:: DATA PROVIDED
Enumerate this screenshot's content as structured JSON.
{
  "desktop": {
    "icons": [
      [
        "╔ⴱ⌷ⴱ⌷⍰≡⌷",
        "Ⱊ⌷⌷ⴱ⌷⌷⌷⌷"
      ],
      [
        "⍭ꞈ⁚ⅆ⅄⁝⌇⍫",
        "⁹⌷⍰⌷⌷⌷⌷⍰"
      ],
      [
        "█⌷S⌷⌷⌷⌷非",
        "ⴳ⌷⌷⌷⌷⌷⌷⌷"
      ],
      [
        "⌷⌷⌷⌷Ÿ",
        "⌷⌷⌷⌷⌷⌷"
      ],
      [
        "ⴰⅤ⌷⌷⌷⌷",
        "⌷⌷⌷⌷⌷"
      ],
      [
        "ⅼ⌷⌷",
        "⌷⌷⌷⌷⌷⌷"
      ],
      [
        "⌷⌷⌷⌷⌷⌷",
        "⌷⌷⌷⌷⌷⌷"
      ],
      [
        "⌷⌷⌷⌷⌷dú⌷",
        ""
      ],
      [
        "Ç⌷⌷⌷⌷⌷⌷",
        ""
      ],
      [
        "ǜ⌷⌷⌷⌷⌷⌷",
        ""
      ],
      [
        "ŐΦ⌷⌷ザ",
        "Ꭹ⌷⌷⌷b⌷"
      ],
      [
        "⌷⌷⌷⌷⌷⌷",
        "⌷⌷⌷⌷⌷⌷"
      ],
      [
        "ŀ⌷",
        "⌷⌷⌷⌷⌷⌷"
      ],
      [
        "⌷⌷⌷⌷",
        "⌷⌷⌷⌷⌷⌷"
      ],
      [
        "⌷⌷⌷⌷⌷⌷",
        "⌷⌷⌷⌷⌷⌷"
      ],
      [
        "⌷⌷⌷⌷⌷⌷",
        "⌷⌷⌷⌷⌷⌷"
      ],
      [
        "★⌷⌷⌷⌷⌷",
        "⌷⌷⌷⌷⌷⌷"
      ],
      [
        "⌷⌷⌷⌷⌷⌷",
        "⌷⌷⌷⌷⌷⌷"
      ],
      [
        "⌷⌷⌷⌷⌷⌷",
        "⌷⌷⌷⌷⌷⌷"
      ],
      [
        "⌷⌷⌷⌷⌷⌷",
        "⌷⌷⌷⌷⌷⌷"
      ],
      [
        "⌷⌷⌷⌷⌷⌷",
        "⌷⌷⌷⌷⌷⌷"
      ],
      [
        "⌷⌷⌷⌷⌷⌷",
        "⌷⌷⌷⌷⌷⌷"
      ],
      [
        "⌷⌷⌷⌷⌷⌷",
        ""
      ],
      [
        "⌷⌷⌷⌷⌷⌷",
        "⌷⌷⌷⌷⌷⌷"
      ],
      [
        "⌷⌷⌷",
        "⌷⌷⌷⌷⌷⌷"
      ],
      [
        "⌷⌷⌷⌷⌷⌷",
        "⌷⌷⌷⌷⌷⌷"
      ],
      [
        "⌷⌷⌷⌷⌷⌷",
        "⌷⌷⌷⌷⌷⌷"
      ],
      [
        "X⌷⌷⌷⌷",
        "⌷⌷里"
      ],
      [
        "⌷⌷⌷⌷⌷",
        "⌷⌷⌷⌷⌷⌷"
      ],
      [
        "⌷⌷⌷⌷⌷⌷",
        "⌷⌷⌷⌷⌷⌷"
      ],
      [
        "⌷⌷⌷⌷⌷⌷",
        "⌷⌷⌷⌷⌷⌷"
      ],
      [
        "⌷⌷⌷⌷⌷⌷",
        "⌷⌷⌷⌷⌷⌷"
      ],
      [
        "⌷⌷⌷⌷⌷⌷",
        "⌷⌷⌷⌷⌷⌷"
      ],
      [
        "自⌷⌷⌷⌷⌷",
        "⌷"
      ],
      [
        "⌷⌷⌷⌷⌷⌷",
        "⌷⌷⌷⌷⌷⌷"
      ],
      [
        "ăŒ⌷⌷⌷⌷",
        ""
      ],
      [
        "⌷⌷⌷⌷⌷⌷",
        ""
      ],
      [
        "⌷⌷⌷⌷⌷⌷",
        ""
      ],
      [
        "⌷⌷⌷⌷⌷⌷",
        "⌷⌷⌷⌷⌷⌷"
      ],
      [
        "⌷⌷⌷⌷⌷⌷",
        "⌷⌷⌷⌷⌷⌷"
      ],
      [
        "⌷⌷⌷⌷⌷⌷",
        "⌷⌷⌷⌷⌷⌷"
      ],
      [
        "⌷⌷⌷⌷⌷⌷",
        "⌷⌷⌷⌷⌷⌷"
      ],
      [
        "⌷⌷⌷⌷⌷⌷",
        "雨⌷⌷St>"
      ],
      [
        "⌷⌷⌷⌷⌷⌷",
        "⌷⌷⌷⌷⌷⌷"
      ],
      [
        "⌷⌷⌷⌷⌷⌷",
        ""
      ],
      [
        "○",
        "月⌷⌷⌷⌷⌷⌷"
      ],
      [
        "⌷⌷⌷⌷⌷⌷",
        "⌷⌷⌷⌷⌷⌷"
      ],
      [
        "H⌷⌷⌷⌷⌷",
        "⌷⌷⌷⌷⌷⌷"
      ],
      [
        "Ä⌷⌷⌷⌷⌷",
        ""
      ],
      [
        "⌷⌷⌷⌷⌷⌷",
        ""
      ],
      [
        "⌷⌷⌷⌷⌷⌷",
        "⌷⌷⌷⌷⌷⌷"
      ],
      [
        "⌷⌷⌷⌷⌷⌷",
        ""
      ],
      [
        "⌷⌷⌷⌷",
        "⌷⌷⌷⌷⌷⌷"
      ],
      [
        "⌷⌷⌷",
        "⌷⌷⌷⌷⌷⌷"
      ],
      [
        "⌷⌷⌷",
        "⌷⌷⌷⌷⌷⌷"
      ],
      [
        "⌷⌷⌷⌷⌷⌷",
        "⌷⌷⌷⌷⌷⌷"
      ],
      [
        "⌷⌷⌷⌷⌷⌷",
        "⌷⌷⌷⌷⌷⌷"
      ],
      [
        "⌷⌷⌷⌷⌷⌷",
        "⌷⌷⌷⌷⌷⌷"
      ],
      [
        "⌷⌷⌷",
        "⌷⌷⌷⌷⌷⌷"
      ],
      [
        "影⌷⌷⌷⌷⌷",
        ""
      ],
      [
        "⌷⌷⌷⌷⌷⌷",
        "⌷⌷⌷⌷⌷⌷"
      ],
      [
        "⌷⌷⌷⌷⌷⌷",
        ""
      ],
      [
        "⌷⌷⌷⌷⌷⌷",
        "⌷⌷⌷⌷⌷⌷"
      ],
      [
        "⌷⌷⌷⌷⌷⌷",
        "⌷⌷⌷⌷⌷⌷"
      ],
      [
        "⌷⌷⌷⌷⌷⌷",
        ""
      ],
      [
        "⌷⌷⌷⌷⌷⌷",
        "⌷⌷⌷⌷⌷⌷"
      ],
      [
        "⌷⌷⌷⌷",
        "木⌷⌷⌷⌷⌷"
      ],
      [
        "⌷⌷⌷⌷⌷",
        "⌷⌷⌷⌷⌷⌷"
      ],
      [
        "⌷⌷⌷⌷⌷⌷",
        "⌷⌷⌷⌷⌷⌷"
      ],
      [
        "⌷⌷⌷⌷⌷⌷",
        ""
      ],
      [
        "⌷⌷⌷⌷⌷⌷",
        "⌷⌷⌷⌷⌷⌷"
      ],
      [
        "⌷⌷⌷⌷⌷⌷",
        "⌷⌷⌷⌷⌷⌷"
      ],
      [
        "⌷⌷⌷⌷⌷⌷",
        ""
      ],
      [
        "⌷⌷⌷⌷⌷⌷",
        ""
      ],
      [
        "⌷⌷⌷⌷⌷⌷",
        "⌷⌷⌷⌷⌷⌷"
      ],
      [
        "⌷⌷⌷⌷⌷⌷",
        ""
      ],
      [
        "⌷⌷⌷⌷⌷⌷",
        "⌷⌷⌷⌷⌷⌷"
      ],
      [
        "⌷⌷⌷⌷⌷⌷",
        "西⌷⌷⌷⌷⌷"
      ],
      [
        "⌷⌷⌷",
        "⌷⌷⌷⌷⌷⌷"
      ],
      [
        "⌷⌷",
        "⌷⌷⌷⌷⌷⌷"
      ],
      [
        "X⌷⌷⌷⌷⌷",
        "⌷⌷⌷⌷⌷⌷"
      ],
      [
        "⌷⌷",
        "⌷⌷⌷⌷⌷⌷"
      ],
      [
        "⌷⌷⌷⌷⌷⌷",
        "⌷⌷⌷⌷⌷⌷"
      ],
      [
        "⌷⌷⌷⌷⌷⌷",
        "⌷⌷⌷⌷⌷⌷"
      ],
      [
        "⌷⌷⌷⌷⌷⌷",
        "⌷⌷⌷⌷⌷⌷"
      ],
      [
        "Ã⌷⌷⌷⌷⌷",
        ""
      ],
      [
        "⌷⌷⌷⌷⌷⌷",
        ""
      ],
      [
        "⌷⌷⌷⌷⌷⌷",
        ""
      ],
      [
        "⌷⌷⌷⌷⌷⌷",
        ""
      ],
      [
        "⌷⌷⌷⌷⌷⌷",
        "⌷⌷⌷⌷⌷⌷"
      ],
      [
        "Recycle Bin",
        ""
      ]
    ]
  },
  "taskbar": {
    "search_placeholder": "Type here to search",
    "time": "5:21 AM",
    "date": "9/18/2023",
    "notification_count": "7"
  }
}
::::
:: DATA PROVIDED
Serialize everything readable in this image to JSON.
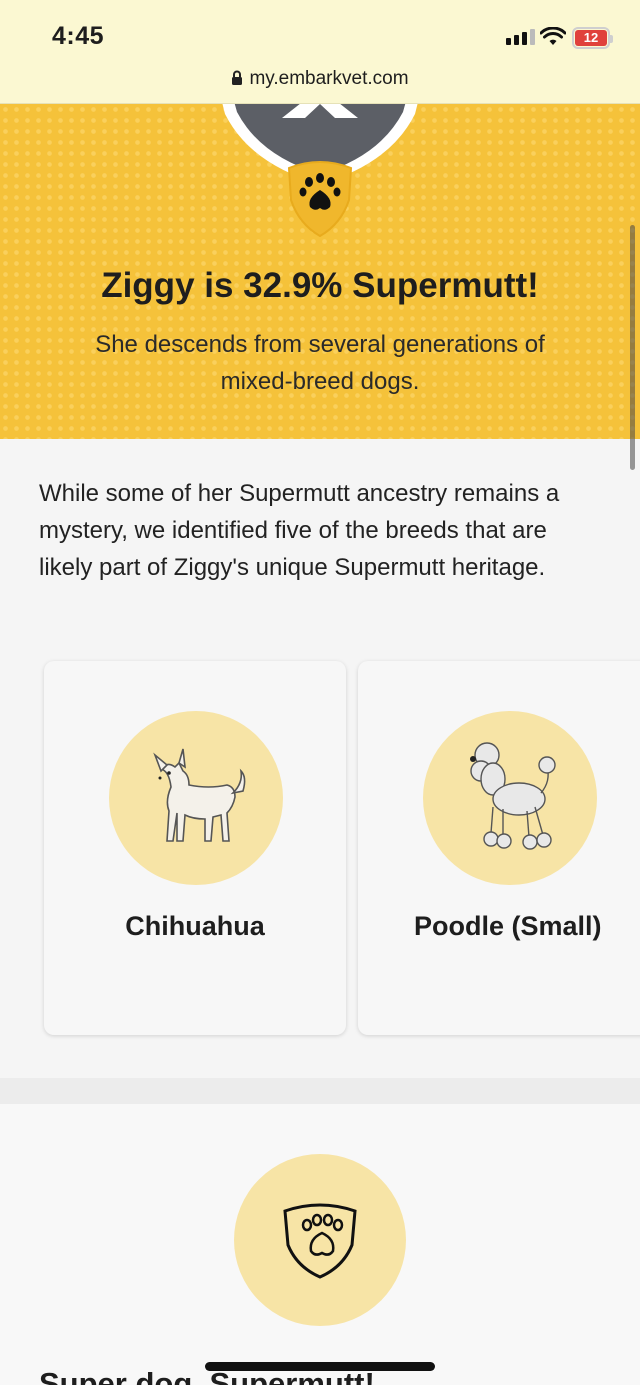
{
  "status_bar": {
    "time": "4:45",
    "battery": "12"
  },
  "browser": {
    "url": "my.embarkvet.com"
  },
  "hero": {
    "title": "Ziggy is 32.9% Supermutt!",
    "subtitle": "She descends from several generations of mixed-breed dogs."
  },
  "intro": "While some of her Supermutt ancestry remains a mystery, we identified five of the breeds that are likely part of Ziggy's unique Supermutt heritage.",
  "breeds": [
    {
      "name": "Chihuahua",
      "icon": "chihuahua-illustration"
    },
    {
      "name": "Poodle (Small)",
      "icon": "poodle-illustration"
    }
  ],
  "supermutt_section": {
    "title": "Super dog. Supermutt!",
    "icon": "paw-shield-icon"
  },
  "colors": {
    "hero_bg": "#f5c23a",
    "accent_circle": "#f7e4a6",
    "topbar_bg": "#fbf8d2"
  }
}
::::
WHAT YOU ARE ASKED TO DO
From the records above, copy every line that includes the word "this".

EXERCISE RESULT
Enumerate this screenshot's content as structured JSON.
Serialize everything readable in this image to JSON.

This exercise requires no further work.